* [Exercise aim] Go through the material below and return each line with the string "menu" in it.
━━ Records ━━
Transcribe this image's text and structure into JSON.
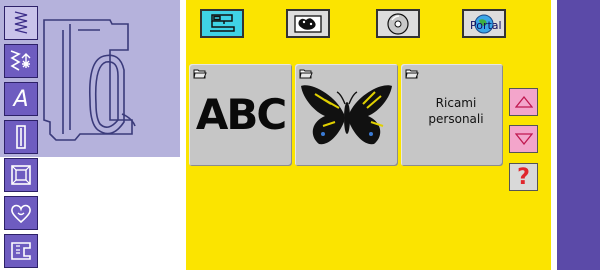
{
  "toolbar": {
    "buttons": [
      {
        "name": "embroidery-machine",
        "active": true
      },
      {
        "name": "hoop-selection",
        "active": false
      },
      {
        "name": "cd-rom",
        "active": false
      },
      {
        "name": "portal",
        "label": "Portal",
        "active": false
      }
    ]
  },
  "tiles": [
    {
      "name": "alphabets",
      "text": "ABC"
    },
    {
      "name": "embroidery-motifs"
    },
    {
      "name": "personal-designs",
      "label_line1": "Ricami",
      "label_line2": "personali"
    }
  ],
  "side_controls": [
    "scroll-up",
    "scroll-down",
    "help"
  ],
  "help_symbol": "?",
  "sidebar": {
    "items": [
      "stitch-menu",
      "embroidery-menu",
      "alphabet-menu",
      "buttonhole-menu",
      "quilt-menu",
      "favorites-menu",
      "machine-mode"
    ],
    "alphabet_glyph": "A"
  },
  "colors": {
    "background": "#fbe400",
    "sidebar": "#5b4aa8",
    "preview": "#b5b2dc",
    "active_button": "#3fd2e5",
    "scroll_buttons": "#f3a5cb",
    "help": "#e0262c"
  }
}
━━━
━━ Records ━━
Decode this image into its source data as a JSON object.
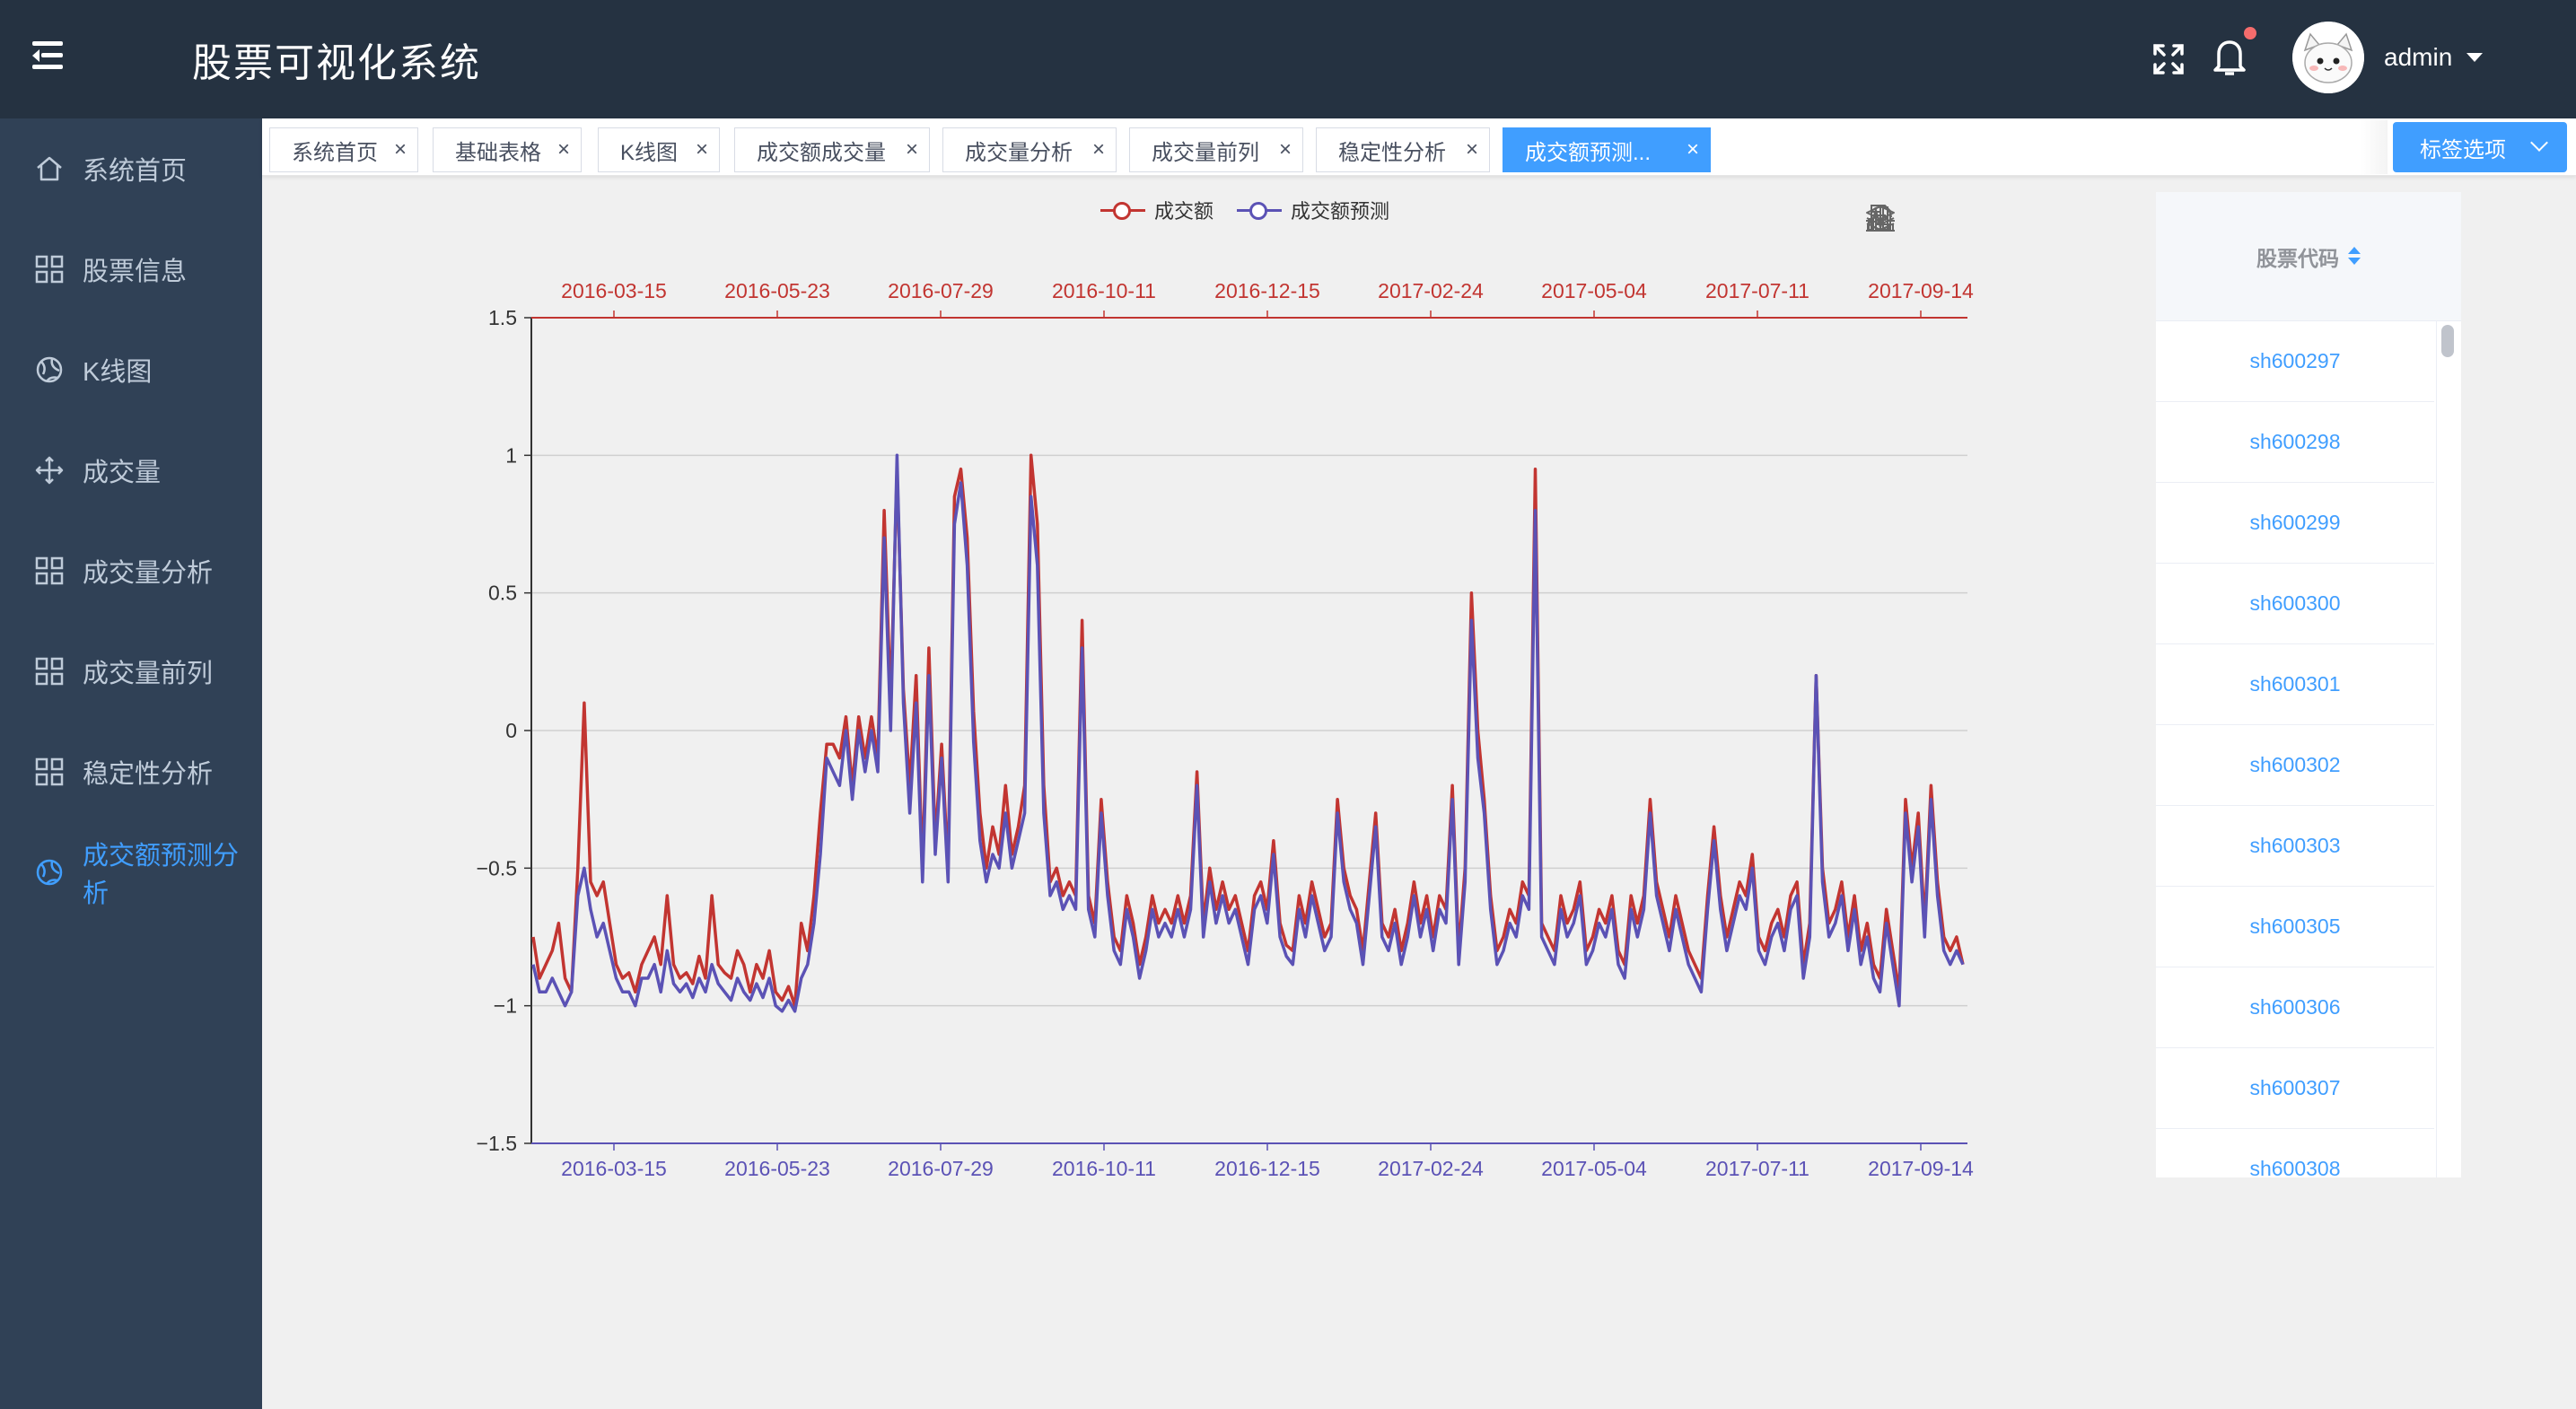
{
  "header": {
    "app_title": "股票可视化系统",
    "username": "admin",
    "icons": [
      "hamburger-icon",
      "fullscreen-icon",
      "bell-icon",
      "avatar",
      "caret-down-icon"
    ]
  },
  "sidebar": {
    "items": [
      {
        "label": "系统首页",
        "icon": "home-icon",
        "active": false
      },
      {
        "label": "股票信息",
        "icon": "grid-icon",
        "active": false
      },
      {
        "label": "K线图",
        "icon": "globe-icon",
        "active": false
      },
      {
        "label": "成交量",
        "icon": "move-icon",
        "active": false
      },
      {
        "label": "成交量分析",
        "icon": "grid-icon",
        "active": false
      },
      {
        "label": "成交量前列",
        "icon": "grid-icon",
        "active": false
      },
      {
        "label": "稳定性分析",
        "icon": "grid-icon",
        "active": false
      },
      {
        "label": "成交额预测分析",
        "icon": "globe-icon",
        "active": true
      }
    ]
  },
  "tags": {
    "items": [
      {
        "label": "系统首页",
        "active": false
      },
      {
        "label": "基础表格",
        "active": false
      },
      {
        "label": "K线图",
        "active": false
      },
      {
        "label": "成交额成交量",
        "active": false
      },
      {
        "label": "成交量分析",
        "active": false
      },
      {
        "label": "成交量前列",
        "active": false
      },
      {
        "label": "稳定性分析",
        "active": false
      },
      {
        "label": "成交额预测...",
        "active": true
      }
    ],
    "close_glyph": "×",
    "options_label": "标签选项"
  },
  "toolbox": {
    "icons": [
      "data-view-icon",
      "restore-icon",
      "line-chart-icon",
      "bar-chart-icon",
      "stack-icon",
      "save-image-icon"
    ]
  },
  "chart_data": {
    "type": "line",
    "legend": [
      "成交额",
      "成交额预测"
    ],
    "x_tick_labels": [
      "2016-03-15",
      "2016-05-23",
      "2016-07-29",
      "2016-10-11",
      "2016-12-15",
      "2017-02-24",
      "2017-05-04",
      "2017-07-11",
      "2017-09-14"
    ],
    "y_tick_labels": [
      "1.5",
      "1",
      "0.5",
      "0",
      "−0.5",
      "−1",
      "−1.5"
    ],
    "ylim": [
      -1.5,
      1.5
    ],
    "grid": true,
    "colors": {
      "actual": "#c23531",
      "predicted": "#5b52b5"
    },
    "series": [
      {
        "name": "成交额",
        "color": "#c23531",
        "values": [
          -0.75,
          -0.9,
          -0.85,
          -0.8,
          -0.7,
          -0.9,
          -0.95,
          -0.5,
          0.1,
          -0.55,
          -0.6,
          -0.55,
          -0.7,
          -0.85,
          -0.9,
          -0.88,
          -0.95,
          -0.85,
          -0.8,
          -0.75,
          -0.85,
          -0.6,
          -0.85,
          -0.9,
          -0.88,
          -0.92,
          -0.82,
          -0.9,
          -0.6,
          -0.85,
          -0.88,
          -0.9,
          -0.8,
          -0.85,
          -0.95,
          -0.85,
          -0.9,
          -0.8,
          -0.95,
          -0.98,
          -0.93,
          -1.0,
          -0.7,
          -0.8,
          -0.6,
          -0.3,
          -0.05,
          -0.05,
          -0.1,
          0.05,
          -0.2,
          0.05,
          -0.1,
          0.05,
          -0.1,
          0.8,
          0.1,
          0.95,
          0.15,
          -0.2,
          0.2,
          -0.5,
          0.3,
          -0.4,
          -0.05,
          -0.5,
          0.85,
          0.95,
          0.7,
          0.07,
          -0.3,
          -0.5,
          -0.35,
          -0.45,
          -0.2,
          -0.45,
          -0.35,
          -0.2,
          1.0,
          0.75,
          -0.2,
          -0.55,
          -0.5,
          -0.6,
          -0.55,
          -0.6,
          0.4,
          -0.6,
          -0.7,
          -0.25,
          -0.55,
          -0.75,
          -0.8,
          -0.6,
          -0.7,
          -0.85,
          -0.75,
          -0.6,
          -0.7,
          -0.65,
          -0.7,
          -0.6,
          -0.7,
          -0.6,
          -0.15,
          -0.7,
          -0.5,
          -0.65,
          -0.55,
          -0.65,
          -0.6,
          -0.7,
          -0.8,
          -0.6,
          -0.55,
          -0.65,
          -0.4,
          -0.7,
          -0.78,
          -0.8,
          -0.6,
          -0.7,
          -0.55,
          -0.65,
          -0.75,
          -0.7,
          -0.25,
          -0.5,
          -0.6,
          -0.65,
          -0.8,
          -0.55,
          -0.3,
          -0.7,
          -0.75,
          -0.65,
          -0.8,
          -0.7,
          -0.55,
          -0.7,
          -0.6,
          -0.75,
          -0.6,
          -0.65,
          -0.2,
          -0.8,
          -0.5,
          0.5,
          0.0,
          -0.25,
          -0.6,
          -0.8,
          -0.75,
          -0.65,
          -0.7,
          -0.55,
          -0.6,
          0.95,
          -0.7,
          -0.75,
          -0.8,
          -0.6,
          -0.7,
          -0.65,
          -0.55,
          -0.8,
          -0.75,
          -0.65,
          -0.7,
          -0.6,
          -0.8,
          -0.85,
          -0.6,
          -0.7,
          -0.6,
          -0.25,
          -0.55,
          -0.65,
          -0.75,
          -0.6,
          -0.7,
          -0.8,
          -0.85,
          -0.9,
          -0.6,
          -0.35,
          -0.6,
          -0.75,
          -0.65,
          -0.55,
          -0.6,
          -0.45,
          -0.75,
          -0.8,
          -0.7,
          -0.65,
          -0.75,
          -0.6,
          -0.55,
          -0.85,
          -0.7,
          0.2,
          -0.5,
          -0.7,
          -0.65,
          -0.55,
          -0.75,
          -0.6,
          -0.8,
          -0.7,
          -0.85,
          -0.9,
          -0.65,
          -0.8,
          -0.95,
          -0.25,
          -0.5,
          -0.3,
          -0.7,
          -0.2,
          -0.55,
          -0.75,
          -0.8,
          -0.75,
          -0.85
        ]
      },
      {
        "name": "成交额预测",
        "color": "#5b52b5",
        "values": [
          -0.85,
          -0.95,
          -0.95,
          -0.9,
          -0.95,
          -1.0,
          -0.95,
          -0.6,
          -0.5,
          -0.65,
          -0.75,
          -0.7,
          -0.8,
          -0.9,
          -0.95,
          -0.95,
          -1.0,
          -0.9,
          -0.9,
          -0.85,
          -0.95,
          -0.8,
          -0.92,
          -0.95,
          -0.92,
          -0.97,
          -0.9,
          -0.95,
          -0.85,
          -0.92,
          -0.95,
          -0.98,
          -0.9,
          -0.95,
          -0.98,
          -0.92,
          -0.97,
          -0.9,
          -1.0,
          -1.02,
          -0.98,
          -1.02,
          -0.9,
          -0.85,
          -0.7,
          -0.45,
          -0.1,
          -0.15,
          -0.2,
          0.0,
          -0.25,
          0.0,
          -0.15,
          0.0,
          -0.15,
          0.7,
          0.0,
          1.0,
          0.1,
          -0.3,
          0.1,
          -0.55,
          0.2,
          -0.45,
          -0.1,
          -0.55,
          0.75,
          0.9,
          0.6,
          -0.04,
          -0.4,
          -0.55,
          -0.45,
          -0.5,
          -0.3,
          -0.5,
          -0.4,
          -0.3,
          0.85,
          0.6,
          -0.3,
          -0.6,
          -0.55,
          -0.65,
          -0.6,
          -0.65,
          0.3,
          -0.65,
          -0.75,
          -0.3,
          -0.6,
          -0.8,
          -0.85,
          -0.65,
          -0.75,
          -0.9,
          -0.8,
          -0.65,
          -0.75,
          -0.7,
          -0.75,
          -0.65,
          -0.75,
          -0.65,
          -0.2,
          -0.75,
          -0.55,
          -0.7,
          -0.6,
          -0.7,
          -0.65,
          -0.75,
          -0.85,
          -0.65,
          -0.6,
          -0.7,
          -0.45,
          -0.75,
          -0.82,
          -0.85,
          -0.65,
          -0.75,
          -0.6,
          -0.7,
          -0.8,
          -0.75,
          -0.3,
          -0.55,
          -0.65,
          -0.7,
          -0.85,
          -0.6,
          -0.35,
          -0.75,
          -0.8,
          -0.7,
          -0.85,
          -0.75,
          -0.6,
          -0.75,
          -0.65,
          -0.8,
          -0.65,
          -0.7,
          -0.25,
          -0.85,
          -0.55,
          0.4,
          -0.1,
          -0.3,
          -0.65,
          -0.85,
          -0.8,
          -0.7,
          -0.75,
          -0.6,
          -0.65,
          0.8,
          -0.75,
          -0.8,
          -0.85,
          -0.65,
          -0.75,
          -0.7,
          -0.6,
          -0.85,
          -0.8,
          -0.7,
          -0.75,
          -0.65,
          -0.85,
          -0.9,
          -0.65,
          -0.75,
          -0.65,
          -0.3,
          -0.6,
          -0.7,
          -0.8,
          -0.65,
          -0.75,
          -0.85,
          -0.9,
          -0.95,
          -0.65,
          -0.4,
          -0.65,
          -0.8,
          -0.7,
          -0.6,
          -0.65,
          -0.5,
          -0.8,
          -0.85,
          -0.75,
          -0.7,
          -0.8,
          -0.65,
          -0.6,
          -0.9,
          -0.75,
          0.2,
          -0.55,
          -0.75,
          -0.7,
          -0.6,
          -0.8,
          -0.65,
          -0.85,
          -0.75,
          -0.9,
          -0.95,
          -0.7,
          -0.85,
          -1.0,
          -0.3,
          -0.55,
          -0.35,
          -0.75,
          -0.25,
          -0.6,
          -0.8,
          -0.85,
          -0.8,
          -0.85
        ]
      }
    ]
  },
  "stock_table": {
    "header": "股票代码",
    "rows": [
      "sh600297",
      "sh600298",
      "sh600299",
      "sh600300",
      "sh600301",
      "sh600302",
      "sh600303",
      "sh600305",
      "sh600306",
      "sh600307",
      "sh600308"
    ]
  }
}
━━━
* [Answer to the exercise]
      "stitch-menu",
      "embroidery-menu",
      "alphabet-menu",
      "buttonhole-menu",
      "quilt-menu",
      "favorites-menu",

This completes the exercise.